There are many definitions of mindfulness. The most quoted and workable definition is from Jon Kabat-Zinn:




  1. The kicker here is being nonjudgmental. Once we start paying attention, we come to realize that we are judging most of the time… ourselves, other people, the external world, etc.
  2. Being non-judgmental means that one cannot fail at mindfulness… you can always start now. Each moment of practice is unique and different.
  3. It is a form of mental training. The more you practice, the better you get at it. Early on in school we were told to pay attention and signify that we were present but no one taught us how to do this.
  4. It is a state of being and has to be experienced. Talks and workshops on mindfulness emphasize experiential learning rather than conceptual knowledge.
  5. Mindfulness is counterintuitive.

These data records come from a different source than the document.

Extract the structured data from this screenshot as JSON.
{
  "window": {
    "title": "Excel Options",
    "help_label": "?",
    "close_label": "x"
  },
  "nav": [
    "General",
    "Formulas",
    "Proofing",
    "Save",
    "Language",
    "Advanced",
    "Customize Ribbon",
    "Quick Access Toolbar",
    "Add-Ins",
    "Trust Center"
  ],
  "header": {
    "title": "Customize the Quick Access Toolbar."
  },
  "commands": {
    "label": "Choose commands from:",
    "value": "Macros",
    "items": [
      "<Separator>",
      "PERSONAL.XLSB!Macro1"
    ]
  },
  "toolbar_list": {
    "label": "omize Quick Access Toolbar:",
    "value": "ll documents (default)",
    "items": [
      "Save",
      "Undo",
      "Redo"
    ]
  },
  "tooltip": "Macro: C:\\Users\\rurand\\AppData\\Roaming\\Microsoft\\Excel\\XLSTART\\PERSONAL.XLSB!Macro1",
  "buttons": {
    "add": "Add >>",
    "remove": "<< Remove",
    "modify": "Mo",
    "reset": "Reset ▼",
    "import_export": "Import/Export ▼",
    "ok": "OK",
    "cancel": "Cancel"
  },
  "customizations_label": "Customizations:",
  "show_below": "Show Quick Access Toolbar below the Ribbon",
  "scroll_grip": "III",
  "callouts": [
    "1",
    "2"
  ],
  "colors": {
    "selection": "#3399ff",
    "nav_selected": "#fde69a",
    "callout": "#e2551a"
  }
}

Instead of clinging to what is pleasant and avoiding the unpleasant, with mindfulness we are simply aware of whatever sensations, thoughts or emotions are present without trying to change anything.
  6. Mindfulness allows us to step back in awareness from whatever situation we are in, which changes the way we relate to the situation. This way, instead of reacting, we can respond with more insight, kindness and wisdom.
  7. Having an intention is important before starting mindfulness. However, in the practice of mindfulness, the best results are achieved by not trying to achieve anything at all.
  8. The attitudes of Open Curiosity, Warmth, Kindness and Compassion are essential elements in mindfulness giving it an ethical and spiritual dimension. This is why mindfulness is also known as Heartfulness and Kindfulness.
  9. Now that we know what mindfulness is, we might think that we can just go and start being more mindful…if only it were that simple. We need to remember to remember to be mindful, and the way to do that is by practice.
  10. Poetry oftentimes touches us at a level which ordinary language cannot. To get a more felt sense of mindfulness, check out my favorite collection of quotes and poems on mindfulness (1, 2 and 3) at

Hopefully these insights have given birth to more insights and raised some questions.

I would love to hear from you